● **REQUIRED ACTION**: A complete answer lists every line of the material where the string "JSON" occurs.

● **MATERIALS PROVIDED**:
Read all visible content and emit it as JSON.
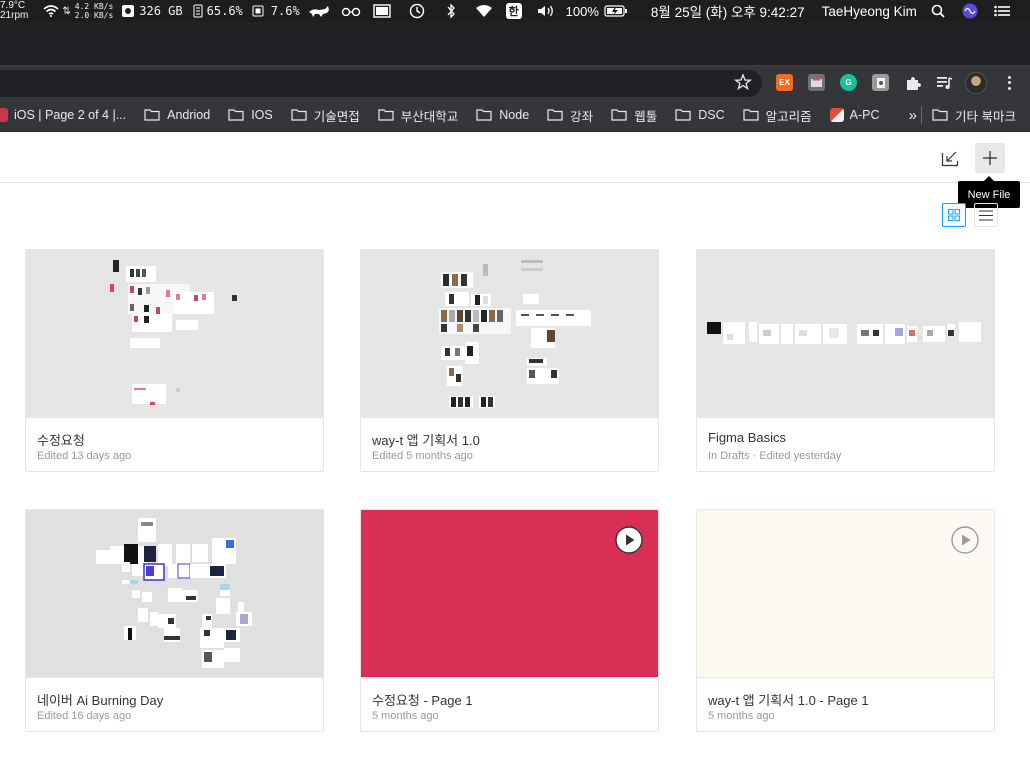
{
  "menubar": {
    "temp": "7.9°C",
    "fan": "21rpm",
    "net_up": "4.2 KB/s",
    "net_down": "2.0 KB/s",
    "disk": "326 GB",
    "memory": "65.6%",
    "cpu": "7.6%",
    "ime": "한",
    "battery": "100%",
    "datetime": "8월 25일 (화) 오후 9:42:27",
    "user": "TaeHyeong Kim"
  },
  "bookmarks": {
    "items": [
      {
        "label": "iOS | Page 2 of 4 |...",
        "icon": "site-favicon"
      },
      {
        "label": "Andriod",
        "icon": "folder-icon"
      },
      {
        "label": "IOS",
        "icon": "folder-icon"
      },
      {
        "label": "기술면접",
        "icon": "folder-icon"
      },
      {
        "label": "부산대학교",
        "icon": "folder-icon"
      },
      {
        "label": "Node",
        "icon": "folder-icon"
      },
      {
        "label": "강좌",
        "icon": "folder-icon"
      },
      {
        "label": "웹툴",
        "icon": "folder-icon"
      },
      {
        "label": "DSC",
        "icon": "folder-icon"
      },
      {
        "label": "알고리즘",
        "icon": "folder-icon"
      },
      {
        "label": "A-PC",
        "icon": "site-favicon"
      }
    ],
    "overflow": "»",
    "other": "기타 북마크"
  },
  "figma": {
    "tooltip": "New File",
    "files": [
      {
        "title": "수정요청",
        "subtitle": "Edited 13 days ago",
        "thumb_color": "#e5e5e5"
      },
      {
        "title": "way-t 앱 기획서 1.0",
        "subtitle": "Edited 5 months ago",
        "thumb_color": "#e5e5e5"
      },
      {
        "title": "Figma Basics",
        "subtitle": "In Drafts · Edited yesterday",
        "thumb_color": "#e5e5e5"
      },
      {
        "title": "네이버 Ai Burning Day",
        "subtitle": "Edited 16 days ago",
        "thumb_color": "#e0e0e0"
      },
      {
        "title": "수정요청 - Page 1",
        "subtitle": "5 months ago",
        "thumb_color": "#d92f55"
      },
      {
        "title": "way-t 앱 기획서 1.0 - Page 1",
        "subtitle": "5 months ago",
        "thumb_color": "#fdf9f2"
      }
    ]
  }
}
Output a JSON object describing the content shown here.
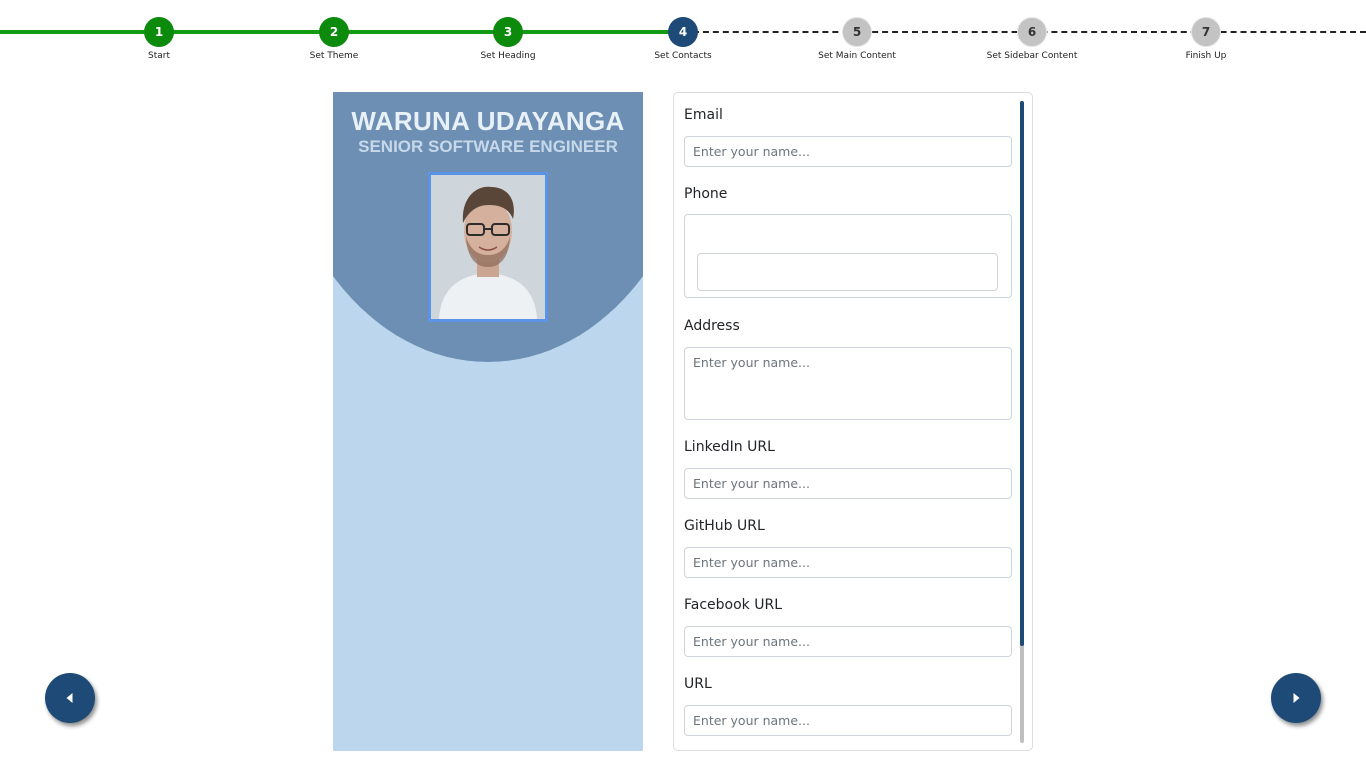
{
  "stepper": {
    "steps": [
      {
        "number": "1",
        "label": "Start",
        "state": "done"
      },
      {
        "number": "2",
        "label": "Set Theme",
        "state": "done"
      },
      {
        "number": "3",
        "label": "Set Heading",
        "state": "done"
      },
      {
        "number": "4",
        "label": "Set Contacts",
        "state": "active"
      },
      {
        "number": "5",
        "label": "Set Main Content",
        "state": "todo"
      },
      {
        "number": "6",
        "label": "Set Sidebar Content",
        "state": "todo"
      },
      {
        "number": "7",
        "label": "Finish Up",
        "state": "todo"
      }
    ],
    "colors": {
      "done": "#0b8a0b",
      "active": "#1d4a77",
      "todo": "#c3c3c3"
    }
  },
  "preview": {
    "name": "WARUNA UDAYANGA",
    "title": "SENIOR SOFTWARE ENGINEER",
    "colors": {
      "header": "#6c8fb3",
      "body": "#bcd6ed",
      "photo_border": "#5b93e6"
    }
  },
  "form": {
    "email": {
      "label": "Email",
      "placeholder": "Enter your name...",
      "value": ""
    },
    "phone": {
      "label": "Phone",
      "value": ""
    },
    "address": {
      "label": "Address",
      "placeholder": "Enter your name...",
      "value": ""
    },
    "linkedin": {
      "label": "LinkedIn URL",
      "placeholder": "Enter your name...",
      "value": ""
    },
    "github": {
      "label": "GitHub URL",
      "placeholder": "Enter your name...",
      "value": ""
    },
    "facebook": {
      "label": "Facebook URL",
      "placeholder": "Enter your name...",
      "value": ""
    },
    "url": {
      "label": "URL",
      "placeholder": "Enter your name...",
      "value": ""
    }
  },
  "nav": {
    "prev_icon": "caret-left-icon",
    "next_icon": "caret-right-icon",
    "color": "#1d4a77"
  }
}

● **ANSWER SECTION**:
Read all visible content and emit it as JSON.
Output a JSON object describing the content shown here.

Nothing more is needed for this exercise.